Everywhere and everyday. Both Jacqueline and Zhiying wear Max Tan almost everyday, and you can really wear them everywhere. For example, this jumpsuit that Jacqueline is wearing, you can wear it to work and you can also wear it out for dinner later in the evening. And the basic t-shirt that Zhiying is modeling, it can also be dressed it up for work with a blazer, or paired down with jeans and sneakers.
Yuan Zhiying: I think there's a misconception that Max Tan is very avant-garde. Actually, the clothes are everyday basics with a little bit of twist in terms of construction; so they're really versatile.
Designers: Danelle Woo
Known for: Feminine lace dresses
A brand needs to have a clear identity. What is the unique selling point of your label?
A lot of people associate Aijek with lace, but I really just stumbled upon it. I was trying to create something to wear for my 10th wedding anniversary, and knowing my husband, I designed this all-lace black dress. A short dress that I still wear to this day and has become our bestseller. We're now selling this dress to the US every season in a different colour.
Why do you think it has become such a hit?
Every single woman needs a beautiful black dress in lace. It's a classic that if you pull out in five or 10 years time, it will still be relevant. As long as it has an amazing fit, it's timeless. I've moved around a lot in my life, and I've thrown away so many things in my travels, but I realised that I keep going back to key centerpieces in my wardrobe no matter where I move to; whether it's Korea, Australia or Shanghai. So, I want to create this for other women too; especially women, who like myself, don't have a size zero body, have kids, and juggle a busy schedule. It's about designing something that's forgiving enough, but still timeless and classic for the modern woman of today.
Where would you like to see women wearing your pieces? Do you think most women think of them as special occasion dresses?
It's actually for everyday. It's true that our pieces tend to be dressier, and a lot of people associate lace with high heels and an evening occasion, but I think you can wear a lace dress with gold gladiators. I think you can wear a lace dress with sneakers. I encourage women to get more returns out of their lace pieces and to dress them up and down.
Where do you source your lace?
We source our laces from Korea, Japan, Italy and China. So, we normally start off the creative process with sourcing, before thinking about inspiration and turning them into outfits.
What do you hope to achieve with Fashion Futures 2.0?
When we first started Aijek, the first store that carried us was in Shanghai. We even opened a second store in Shanghai before a Singapore retailer picked us up. Today, the primary market for Aijek is in Singapore, but it's also very important for us to be an international label, and to be seen as that. I think Fashion Futures is a great platform to promote Singaporean designers, and to hopefully introduce our brand to international retailers and major department stores.

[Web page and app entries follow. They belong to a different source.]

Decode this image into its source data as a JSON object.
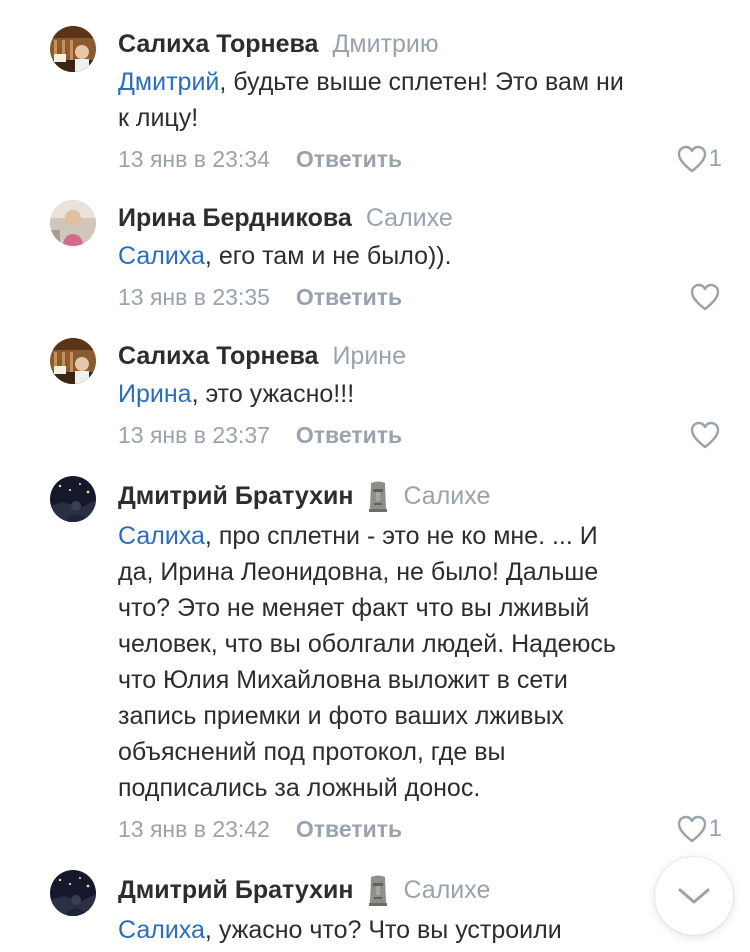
{
  "comments": [
    {
      "author": "Салиха Торнева",
      "reply_to": "Дмитрию",
      "mention": "Дмитрий",
      "text_lines": [
        ", будьте выше сплетен! Это вам ни",
        "к лицу!"
      ],
      "date": "13 янв в 23:34",
      "reply_label": "Ответить",
      "likes": "1"
    },
    {
      "author": "Ирина Бердникова",
      "reply_to": "Салихе",
      "mention": "Салиха",
      "text_lines": [
        ", его там и не было))."
      ],
      "date": "13 янв в 23:35",
      "reply_label": "Ответить",
      "likes": ""
    },
    {
      "author": "Салиха Торнева",
      "reply_to": "Ирине",
      "mention": "Ирина",
      "text_lines": [
        ", это ужасно!!!"
      ],
      "date": "13 янв в 23:37",
      "reply_label": "Ответить",
      "likes": ""
    },
    {
      "author": "Дмитрий Братухин",
      "author_emoji": "moai-emoji-icon",
      "reply_to": "Салихе",
      "mention": "Салиха",
      "text_lines": [
        ", про сплетни - это не ко мне. ... И",
        "да, Ирина Леонидовна, не было! Дальше",
        "что? Это не меняет факт что вы лживый",
        "человек,  что вы оболгали людей. Надеюсь",
        "что Юлия Михайловна выложит в сети",
        "запись приемки и фото ваших лживых",
        "объяснений под протокол, где вы",
        "подписались за ложный донос."
      ],
      "date": "13 янв в 23:42",
      "reply_label": "Ответить",
      "likes": "1"
    },
    {
      "author": "Дмитрий Братухин",
      "author_emoji": "moai-emoji-icon",
      "reply_to": "Салихе",
      "mention": "Салиха",
      "text_lines": [
        ", ужасно что? Что вы устроили"
      ],
      "date": "",
      "reply_label": "",
      "likes": ""
    }
  ],
  "icons": {
    "like": "heart-outline-icon",
    "scroll_down": "chevron-down-icon"
  },
  "colors": {
    "author": "#2c2d2e",
    "mention_link": "#2a6ebb",
    "secondary": "#99a2ad"
  }
}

Lastly, what is the story behind the name 'Aijek'?
Okay, so it's my Chinese name 'Ke Jia' spelt backwards. Everybody knows me as Danelle, and only my old primary school friends call me 'Ke Jia'. So, when we started, I really wanted a name that didn't mean anything, but it meant something to me personally. Sometimes when I see customers at the store and they call me 'Ke Jia', because they know the brand and its history, it's really special. People are wearing my clothes and calling me by my personal name. It's like an unspoken shared intimacy.
BURO 24/7 POP-UP SHOWCASE:
To celebrate and promote the three selected designers from Fashion Futures 2.0, as well as Fashion Futures 1.0 winner Biro Company, Buro 24/7 Singapore is currently showcasing a curated collection from these four local labels at our pop-up store in Scotts Square (6 Scotts Road #01-06) until 1 March 2016. Come on down and show your support.